Zinc is one of the important essential micronutrients for plants. The problem seems to be more acute for ricewheat as around half of the total rice-wheat area found to be severely affected by Zn deficiency. Zinc plays an important role in different plant metabolism processes like development of cell wall, respiration, photosynthesis, enzyme activity, auxin and protein synthesis, and other bio-chemical functions etc. amongst all the micronutrients Zn deficiency continues to be one of the key factors in determining the crop production in India and other countries of the World. Various factors associated with Zn deficiency are acid sandy soils low in total zinc, neutral or alkaline soils having higher amount of fine clay, silt and available phosphorus, organic soils etc.
Intensive cultivation and growing of exhaustive crops have made the soil deficient in macro as well as in
micronutrients. Now a day the use of only nitrogenous and phosphatic fertilizers also create nutrient imbalances particularly of Zn in soils. Although the requirement of micronutrients is very low, its effect on crop yield is, however, very significant.
The favourable rice-wheat environment is found mainly in the western part of the rice-wheat belt, where wheat is the dominant crop in Pakistan, the northwestern Indian states of Punjab and Haryana, and western Uttar Pradesh. The less favourable rice-wheat environment occurs in the eastern part of the Indo-Gangetic belt, where rice is the dominant crop in Bangladesh, West Bengal, the northern parts of Bihar and Uttar Pradesh and the Terai region of Nepal.
Geographically, the favourable rice-wheat environments in the Indo-Gangetic plains are located in the western part, where winter environmental conditions are suited for wheat, irrigation infra structure is good, marketing facilities are available, and both rice and wheat yields are high. The less favourable rice-wheat environments occur in the eastern part and are associated with partially irrigated and rain fed systems, and a shorter growing period for wheat.

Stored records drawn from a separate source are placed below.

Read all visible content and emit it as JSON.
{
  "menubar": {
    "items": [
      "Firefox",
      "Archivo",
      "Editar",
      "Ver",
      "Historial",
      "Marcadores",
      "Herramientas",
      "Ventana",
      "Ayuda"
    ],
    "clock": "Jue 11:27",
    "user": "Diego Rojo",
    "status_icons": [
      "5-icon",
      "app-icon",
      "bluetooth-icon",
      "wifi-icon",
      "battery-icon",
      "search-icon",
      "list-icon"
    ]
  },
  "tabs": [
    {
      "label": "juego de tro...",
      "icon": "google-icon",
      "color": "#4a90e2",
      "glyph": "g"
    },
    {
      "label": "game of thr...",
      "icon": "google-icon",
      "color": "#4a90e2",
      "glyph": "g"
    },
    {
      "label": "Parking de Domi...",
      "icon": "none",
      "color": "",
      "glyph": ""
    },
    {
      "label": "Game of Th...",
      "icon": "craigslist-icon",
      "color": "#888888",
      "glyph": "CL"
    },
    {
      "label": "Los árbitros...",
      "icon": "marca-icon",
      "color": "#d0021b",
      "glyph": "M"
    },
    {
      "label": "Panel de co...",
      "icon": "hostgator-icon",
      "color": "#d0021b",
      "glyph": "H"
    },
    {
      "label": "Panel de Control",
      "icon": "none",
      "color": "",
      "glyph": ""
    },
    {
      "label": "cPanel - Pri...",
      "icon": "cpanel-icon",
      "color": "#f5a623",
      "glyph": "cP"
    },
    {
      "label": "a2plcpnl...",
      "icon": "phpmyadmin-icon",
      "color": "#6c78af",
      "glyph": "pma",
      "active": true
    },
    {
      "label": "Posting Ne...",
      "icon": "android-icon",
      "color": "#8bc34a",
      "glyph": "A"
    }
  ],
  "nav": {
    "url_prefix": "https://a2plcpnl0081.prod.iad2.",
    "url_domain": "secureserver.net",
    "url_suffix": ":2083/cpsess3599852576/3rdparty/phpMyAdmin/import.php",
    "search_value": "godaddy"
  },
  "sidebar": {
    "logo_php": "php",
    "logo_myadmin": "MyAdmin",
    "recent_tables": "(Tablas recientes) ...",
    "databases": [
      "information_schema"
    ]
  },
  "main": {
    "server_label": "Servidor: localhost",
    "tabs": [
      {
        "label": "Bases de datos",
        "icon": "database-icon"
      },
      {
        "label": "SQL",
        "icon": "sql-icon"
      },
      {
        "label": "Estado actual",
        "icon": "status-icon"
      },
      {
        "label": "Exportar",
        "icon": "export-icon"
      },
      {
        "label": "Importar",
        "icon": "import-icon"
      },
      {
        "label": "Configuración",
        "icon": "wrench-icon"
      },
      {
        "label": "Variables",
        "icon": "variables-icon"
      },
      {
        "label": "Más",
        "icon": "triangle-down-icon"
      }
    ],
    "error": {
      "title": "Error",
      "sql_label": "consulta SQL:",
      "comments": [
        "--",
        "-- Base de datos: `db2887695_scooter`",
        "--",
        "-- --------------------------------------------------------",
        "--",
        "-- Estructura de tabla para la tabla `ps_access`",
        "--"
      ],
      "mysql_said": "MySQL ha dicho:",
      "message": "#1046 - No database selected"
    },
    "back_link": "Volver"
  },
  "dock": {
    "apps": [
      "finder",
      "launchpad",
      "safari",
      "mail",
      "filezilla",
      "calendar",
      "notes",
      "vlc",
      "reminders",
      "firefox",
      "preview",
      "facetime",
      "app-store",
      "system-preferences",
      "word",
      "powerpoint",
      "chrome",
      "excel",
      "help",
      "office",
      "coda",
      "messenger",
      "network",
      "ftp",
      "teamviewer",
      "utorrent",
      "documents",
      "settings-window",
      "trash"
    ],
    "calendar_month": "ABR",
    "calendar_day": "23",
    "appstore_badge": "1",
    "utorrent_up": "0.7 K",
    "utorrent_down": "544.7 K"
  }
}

More detailed agroclimatic analysis would provide an in-depth understanding of the environmental constraints (e.g. Draught stress and flood proneness) for geographical targeting of varietal and crop management strategies in both the favourable and less favourable rice-wheat environments.